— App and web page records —

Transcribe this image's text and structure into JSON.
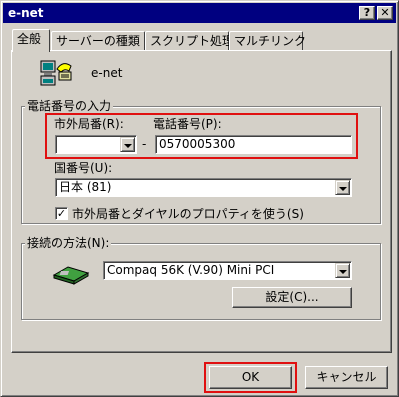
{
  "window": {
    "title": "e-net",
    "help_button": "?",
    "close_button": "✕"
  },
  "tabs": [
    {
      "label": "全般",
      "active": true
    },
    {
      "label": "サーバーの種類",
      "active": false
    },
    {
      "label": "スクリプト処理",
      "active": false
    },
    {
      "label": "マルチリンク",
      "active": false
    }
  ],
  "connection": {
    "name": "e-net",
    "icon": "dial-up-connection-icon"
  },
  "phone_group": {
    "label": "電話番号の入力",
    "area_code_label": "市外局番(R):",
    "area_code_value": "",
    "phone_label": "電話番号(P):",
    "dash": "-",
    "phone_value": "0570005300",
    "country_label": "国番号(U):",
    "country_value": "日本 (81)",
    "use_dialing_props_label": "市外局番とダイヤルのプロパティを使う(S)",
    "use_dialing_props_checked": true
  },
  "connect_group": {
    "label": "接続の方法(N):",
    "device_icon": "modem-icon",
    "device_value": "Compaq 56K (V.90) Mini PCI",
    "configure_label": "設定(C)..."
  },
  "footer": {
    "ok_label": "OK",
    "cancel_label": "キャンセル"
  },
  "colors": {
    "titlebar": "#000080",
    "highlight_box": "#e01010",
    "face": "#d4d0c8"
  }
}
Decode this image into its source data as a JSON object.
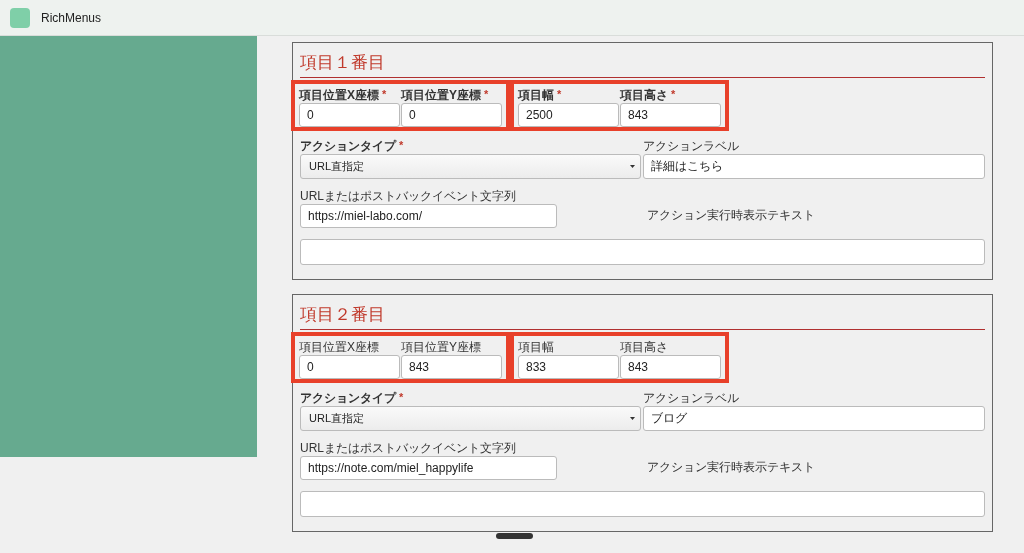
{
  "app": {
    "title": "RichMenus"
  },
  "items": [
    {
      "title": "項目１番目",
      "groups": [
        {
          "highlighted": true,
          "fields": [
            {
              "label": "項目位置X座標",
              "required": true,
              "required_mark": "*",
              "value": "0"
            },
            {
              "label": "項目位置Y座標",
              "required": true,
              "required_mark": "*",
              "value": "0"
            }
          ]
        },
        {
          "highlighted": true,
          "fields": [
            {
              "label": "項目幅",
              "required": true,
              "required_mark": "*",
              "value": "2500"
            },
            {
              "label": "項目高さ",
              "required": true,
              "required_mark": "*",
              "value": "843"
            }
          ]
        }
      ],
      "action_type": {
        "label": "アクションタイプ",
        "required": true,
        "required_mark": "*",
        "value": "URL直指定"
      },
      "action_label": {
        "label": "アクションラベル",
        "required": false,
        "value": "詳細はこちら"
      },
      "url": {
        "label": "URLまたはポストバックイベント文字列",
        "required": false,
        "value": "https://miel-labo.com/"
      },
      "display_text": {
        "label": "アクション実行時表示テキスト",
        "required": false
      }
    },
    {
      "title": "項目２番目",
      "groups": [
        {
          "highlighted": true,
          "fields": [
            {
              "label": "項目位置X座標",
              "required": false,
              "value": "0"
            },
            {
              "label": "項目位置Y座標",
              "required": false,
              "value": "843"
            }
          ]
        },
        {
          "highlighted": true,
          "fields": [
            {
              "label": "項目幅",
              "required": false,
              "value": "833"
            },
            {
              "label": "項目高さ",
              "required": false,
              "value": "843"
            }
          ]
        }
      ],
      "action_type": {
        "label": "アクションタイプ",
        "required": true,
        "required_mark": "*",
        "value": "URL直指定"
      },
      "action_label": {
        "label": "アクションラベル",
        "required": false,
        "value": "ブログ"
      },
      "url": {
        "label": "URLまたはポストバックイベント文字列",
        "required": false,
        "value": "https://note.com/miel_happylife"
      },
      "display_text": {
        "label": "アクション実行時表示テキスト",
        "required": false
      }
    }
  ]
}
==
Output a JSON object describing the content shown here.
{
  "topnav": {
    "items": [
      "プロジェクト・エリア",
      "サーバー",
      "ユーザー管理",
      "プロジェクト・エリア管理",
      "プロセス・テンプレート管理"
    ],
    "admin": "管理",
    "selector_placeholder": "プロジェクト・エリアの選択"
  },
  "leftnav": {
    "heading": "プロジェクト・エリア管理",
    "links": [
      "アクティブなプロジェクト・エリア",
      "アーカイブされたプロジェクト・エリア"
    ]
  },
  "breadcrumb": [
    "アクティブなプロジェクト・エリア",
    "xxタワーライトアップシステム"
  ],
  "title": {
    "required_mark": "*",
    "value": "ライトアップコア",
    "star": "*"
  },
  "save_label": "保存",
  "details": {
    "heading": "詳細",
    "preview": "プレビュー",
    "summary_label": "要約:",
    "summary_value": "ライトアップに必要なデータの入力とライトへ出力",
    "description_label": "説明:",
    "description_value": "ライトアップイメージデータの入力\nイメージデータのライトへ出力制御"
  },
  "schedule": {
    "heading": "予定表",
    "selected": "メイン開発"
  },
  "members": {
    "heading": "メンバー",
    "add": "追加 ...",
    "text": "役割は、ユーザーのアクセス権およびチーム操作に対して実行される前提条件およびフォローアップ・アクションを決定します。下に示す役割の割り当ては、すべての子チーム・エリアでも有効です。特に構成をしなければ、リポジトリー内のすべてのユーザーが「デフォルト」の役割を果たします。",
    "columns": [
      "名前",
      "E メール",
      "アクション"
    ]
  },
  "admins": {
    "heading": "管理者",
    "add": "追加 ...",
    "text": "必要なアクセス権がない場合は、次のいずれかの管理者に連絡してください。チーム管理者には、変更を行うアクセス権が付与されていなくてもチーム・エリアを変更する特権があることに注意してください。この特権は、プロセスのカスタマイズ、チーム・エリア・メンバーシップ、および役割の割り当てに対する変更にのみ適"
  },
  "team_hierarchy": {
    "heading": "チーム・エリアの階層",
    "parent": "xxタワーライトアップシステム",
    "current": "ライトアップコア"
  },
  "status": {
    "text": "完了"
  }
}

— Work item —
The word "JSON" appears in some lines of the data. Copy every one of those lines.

— Answer box —
Transcribe this image's text and structure into JSON.
Decode this image into its source data as a JSON object.
Output a JSON object describing the content shown here.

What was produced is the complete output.